  • Mapleton rejects private sector takeover of local water resources
    by 5817 on August 6, 2020 at 3:15 pm

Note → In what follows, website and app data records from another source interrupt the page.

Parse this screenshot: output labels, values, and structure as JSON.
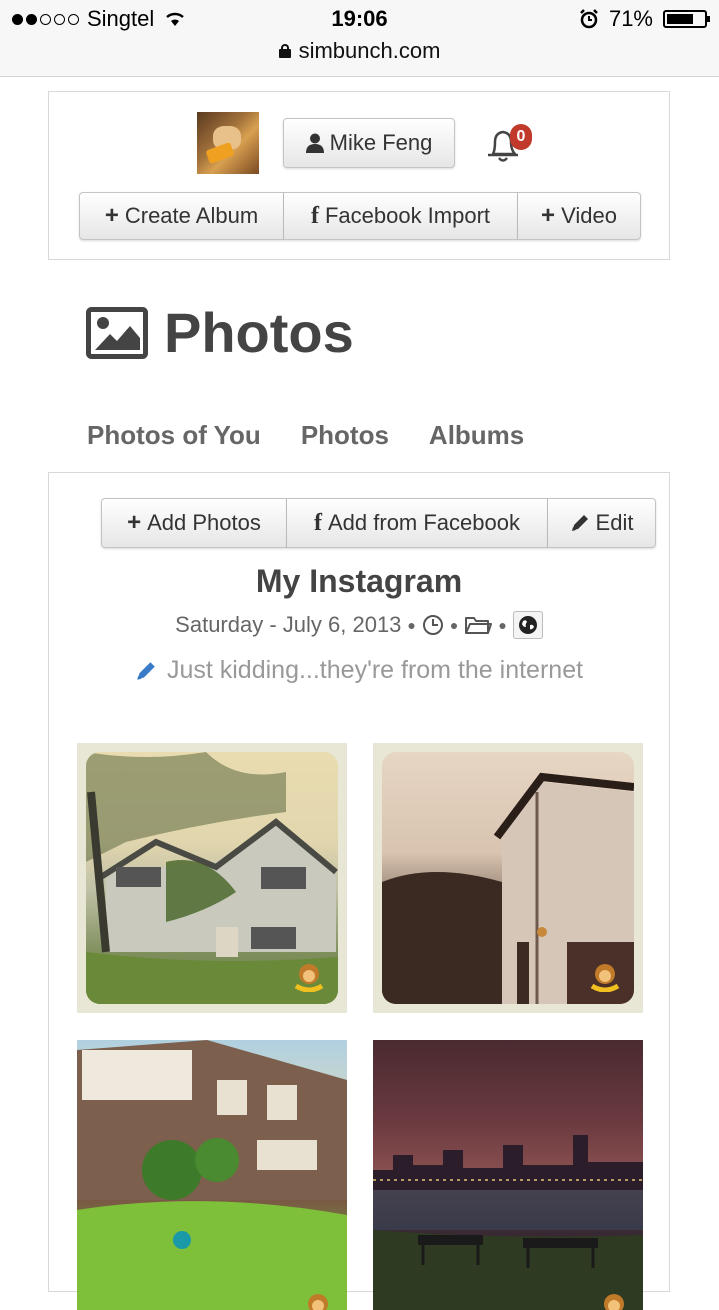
{
  "status_bar": {
    "carrier": "Singtel",
    "time": "19:06",
    "battery": "71%",
    "battery_level": 0.71,
    "url": "simbunch.com"
  },
  "header": {
    "user_name": "Mike Feng",
    "notification_count": "0",
    "actions": [
      "Create Album",
      "Facebook Import",
      "Video"
    ]
  },
  "page": {
    "title": "Photos",
    "tabs": [
      "Photos of You",
      "Photos",
      "Albums"
    ]
  },
  "album": {
    "actions": [
      "Add Photos",
      "Add from Facebook",
      "Edit"
    ],
    "title": "My Instagram",
    "date": "Saturday - July 6, 2013",
    "description": "Just kidding...they're from the internet"
  },
  "colors": {
    "badge": "#c0392b",
    "pencil": "#3a7bc8"
  },
  "icons": [
    "user-icon",
    "bell-icon",
    "picture-icon",
    "clock-icon",
    "folder-icon",
    "globe-icon",
    "pencil-icon",
    "monkey-watermark-icon"
  ]
}
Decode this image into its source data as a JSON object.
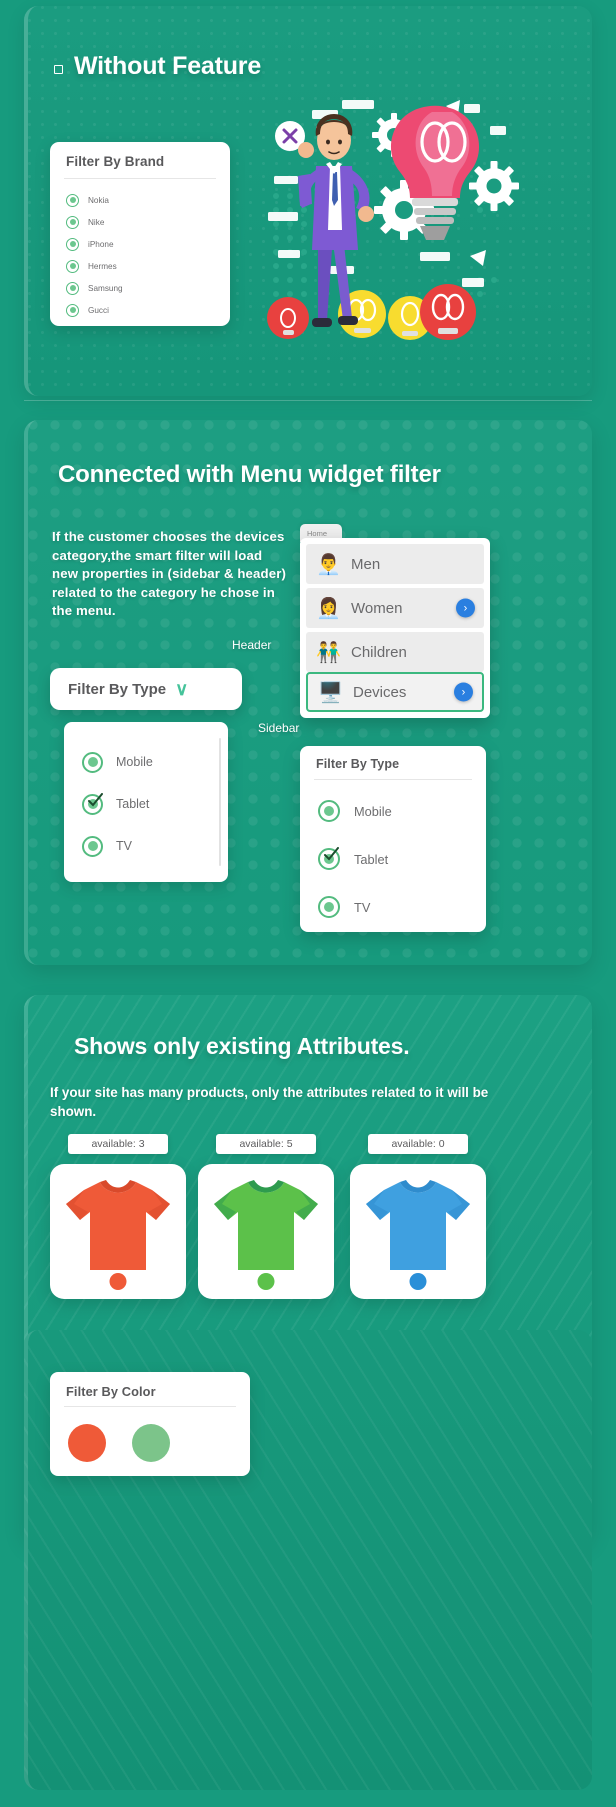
{
  "theme": {
    "bg_green": "#179b7e",
    "panel_green": "#1b9c80",
    "white": "#ffffff",
    "accent_green": "#53bb7f",
    "accent_teal": "#45c39a",
    "blue": "#2a7fe0",
    "yellow": "#f5e02a",
    "text_gray": "#6d6d6f",
    "title_gray": "#59595b"
  },
  "section1": {
    "title": "Without Feature",
    "bullet_icon": "square-bullet-icon",
    "filter_card": {
      "title": "Filter By Brand",
      "options": [
        {
          "label": "Nokia",
          "selected": true
        },
        {
          "label": "Nike",
          "selected": true
        },
        {
          "label": "iPhone",
          "selected": true
        },
        {
          "label": "Hermes",
          "selected": true
        },
        {
          "label": "Samsung",
          "selected": true
        },
        {
          "label": "Gucci",
          "selected": true
        }
      ]
    },
    "illustration": "confused-person-lightbulb-gears-illustration"
  },
  "section2": {
    "title": "Connected with Menu widget filter",
    "paragraph": "If the customer chooses the devices category,the smart filter will load new properties in (sidebar & header) related to the category he chose in the menu.",
    "menu_widget": {
      "tab_label": "Home",
      "items": [
        {
          "label": "Men",
          "icon": "man-avatar-icon",
          "has_arrow": false,
          "active": false
        },
        {
          "label": "Women",
          "icon": "woman-avatar-icon",
          "has_arrow": true,
          "active": false
        },
        {
          "label": "Children",
          "icon": "children-avatar-icon",
          "has_arrow": false,
          "active": false
        },
        {
          "label": "Devices",
          "icon": "computer-icon",
          "has_arrow": true,
          "active": true
        }
      ],
      "arrow_glyph": "›"
    },
    "annotations": {
      "header": "Header",
      "sidebar": "Sidebar"
    },
    "header_filter": {
      "title": "Filter By Type",
      "chevron_glyph": "∨",
      "chevron_icon": "chevron-down-icon"
    },
    "header_filter_list": {
      "options": [
        {
          "label": "Mobile",
          "checked": false
        },
        {
          "label": "Tablet",
          "checked": true
        },
        {
          "label": "TV",
          "checked": false
        }
      ]
    },
    "sidebar_filter": {
      "title": "Filter By Type",
      "options": [
        {
          "label": "Mobile",
          "checked": false
        },
        {
          "label": "Tablet",
          "checked": true
        },
        {
          "label": "TV",
          "checked": false
        }
      ]
    }
  },
  "section3": {
    "title": "Shows only existing Attributes.",
    "paragraph": "If your site has many products, only the attributes related to it will be shown.",
    "products": [
      {
        "badge": "available: 3",
        "shirt_color": "#ef5a38",
        "shirt_color_dark": "#d94a2b",
        "swatch": "#ef5a38"
      },
      {
        "badge": "available: 5",
        "shirt_color": "#5cc14a",
        "shirt_color_dark": "#2e9b4e",
        "swatch": "#5cc14a"
      },
      {
        "badge": "available: 0",
        "shirt_color": "#3fa0e0",
        "shirt_color_dark": "#2f8ccd",
        "swatch": "#2a8fd8"
      }
    ],
    "color_filter": {
      "title": "Filter By Color",
      "swatches": [
        {
          "color": "#ef5a38",
          "name": "red-color-swatch"
        },
        {
          "color": "#7cc48a",
          "name": "green-color-swatch"
        }
      ]
    },
    "chip_icon": "microchip-icon",
    "connector_arrows": "dashed-arrow-connectors"
  }
}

    In a major win for public ownership of local water resources, the Township of Mapleton, Ontario, has decided to terminate the public-private partnership (P3) to deliver its new water and wastewater facility, a plan that had been supported with a $20 million commitment from the Canada Infrastructure Bank (CIB). This reversal raises questions about the flawed mandate of the CIB that puts private profit above the public interest. The failure of the CIB to conclude this relatively small deal also raises serious questions about its role in infrastructure development, questions that CUPE has been raising since the CIB’s creation in 2017. After years of failing to secure federal or provincial funding for various water system upgrades, such as a water tower, the township launched a Request For Proposal process in late 2018 to attract private sector corporations to design, build, finance, operate and maintain a new water and wastewater facility in the municipality. After receiving a number of initial submissions from private companies, Mapleton engaged PwC to prepare a Value for Money (VfM) report comparing the P3 with the public option for the new facility. The report concluded that a partnership with the CIB, which had pledged up to $20 million to subsidize the private sector’s higher borrowing costs, was the best option. The township council was prepared to select one of the private sector proposals at its meeting in March 2020, but this meeting was delayed because of the COVID-19 pandemic. At the same time, increased community awareness of the plan resulted in media scrutiny and questions from residents. The township had conducted its deliberations of the plan in private meetings with its lawyers, there had been no public consultation, and even parts of the VfM report had been blocked from public view. Meanwhile, the CIB had been publicly promoting the Mapleton deal as a “pilot project” for the private sector take over of small municipal water systems nationwide, a framing that raised red flags for community members, public sector workers and water rights advocates. After months of delaying the decision, the Mapleton township council decided in late July to terminate the RFP process, according to “CAO Manny Baron said to council that after a long technical and financial review, his opinion was the town shouldn’t go any further in the RFP process,” reported “Council was in agreement with the CAO and many felt there was too much risk involved in having a private company run water and wastewater.” The township will now be looking at how best to move forward with the project on its own. Mapleton recognized the risks in a plan that would have given private, for-profit corporations control over their water and wastewater system. Mapleton township joins other communities in Canada and around the world—from Port Hardy and White Rock, BC to Banff, Okotoks and Taber, AB to Berlin, Germany and Paris, France—in acknowledging that water should be public. It’s time to scrap the Canada Infrastructure Bank and provide funding and low-cost loans directly to municipalities to help build the water and wastewater infrastructure they need.